Key to the conventional wisdom around investment in new battery energy storage systems (BESS) has been the lucrative earning opportunity in ancillary service markets- markets used to compensate flexible generating resources for services used to balance generation and load on the power grid in real time. Ancillary service markets support a stable and balanced grid by ensuring an available supply of various tiers of responsive generation- some of which fast-responding batteries are well-suited for. Indeed, existing BESS have been observed reaping lucrative revenue from ancillary service markets like the California ISO- in some instances upward of $100 per kW-year, allowing for rapid recovery of their initial capital outlay.
Battery storage investors, however, should be wary of building investment cases primarily based upon future ancillary service market value expectations. Similar to developer experience with the RegD (a fast-responding regulation service that sends a dynamic signal to counterbalance instantaneous frequency deviations) market in PJM, we expect the proliferation of new battery storage systems to quickly overwhelm relatively finite ancillary service demand in both regulated and deregulated markets across North America — even in markets rapidly decarbonizing and moving toward renewable energy.
For example, while frequency regulation has historically been one of the most lucrative ancillary services markets (and exemplifying a service that BESS can outcompete traditional providers in), most ISOs only require 100-400 MW of the product in any given hour. Even PJM — the largest wholesale market in the world at roughly 170 GW of peak demand — only requires 800 MW of regulation, compared to 3,900 MW of BESS that is currently either online or in the interconnection queue.
The conventional wisdom for years, particularly in the bullish case for battery storage development, has been that an increasingly renewable grid will be challenged by the intermittency of wind and solar and will, if displacing flexible gas-fired generation, require a great deal of responsive capacity in the form of ancillary services to maintain stability. Unfortunately for the proponents of this view, the need for increased ancillary service capacity has not materialized consistently in markets that have seen high levels of renewable penetration, like the California ISO and ERCOT. FERC Order 841 orders ISOs to adjust market rules as necessary to accommodate and fairly compensate battery energy storage resources on their systems, which may include, for instance, a new ultra-responsive regulation product specifically designed for batteries (such as ERCOT’s fast-responding regulation service, or PJM’s Reg-D). Even so, these markets do not currently, and are not likely to in the future, present the depth necessary to accommodate more than a modest amount of new BESS capacity.

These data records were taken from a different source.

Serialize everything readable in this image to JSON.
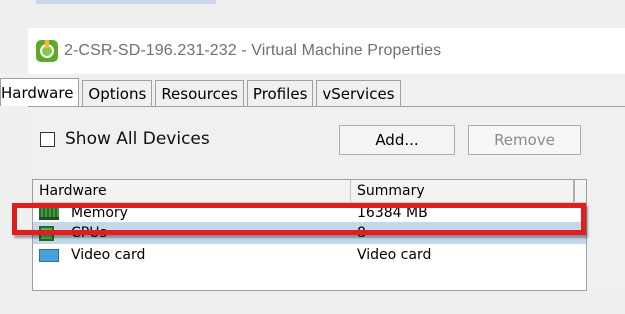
{
  "window": {
    "title": "2-CSR-SD-196.231-232 - Virtual Machine Properties",
    "app_icon": "vm-properties-icon"
  },
  "tabs": [
    {
      "label": "Hardware",
      "active": true
    },
    {
      "label": "Options",
      "active": false
    },
    {
      "label": "Resources",
      "active": false
    },
    {
      "label": "Profiles",
      "active": false
    },
    {
      "label": "vServices",
      "active": false
    }
  ],
  "toolbar": {
    "show_all_devices_label": "Show All Devices",
    "show_all_devices_checked": false,
    "add_label": "Add...",
    "remove_label": "Remove"
  },
  "grid": {
    "columns": [
      "Hardware",
      "Summary"
    ],
    "rows": [
      {
        "name": "Memory",
        "summary": "16384 MB",
        "icon": "memory-icon"
      },
      {
        "name": "CPUs",
        "summary": "8",
        "icon": "cpu-icon",
        "selected": true
      },
      {
        "name": "Video card",
        "summary": "Video card",
        "icon": "video-card-icon"
      }
    ]
  },
  "colors": {
    "highlight": "#e11d1d",
    "selected_row": "#c5d8ea"
  }
}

With limited battery storage capacity currently operating on their respective power grids, regulation markets in California, New York, and Texas have in recent years seen battery storage resources freely clear the majority of the capacity they choose to offer in, in a majority of the hours in which they participate. As installed battery storage capacity grows to ultimately eclipse the size of these regulation markets, however, batteries will be forced to compete over roughly static volumes of regulation service to be awarded. Not only will this drive down price as low-cost batteries fight to clear for regulation, but two other possibilities arise: volumes available to any single battery storage resource will decline, as regulation awards are split pro rata to competing batteries, or only those newest, lowest-cost units, able to undercut their competitors on their offer prices, will dominate the market. Nor are batteries the only threat to dilute ancillary service markets. As American energy markets give way to increasing levels of wind, solar, and battery storage driving grid operations, traditional thermal generators may seek to reposition themselves in the energy market of the future. This could include, among other things, a recalibration of these dispatchable resources toward ancillary services, carving further into the earning opportunity for batteries.

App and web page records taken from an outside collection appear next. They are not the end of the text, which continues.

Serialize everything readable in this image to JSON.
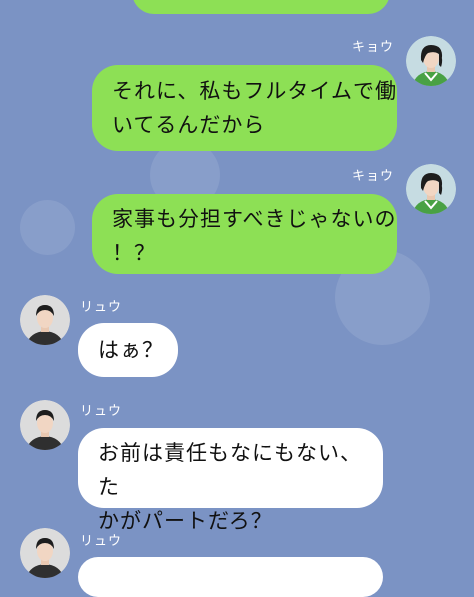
{
  "colors": {
    "background": "#7b93c4",
    "my_bubble": "#8de055",
    "their_bubble": "#ffffff"
  },
  "contacts": {
    "me": {
      "name": "キョウ",
      "avatar_icon": "woman-avatar-icon"
    },
    "other": {
      "name": "リュウ",
      "avatar_icon": "man-avatar-icon"
    }
  },
  "messages": [
    {
      "sender": "キョウ",
      "lines": []
    },
    {
      "sender": "キョウ",
      "lines": [
        "それに、私もフルタイムで働",
        "いてるんだから"
      ]
    },
    {
      "sender": "キョウ",
      "lines": [
        "家事も分担すべきじゃないの",
        "！？"
      ]
    },
    {
      "sender": "リュウ",
      "lines": [
        "はぁ？"
      ]
    },
    {
      "sender": "リュウ",
      "lines": [
        "お前は責任もなにもない、た",
        "かがパートだろ？"
      ]
    },
    {
      "sender": "リュウ",
      "lines": []
    }
  ]
}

The price and dilution issues seen in the regulation market are likely to translate into similar, albeit lower order, effects in the market for other ancillary services such as spinning and non-synchronous reserves. Because these products are generally lower-value and don’t present the same inherent technical advantages for batteries, they may initially show more resiliency to new battery storage additions, but they too are unlikely to present the depth or value to support the levels of BESS projected to enter the market in the coming years.
By way of example, for a battery entering service in 2021 in the California ISO, PA Consulting projects a decline in ancillary service revenues from over $70/kW-year in 2021, to just over $10/kW-year by 2027, as California’s regulation and spinning reserve markets become increasingly saturated with new battery storage.
With little indication that ancillary service volume requirements will significantly increase in response to higher levels of intermittent generation and over 3,000 MW of new battery storage capacity projected to enter service in the U.S. by 2022, battery energy storage investors would be wise to properly calibrate expectations of future earnings in the ancillary service markets, instead focusing on state policy support, intraday pricing differentials, and opportunities presented by the changing resource mix.
Correction: An earlier version of this story had an incorrect amount for the battery energy storage systems that are either online or in the interconnection queue in PJM. It is 3,900 MW.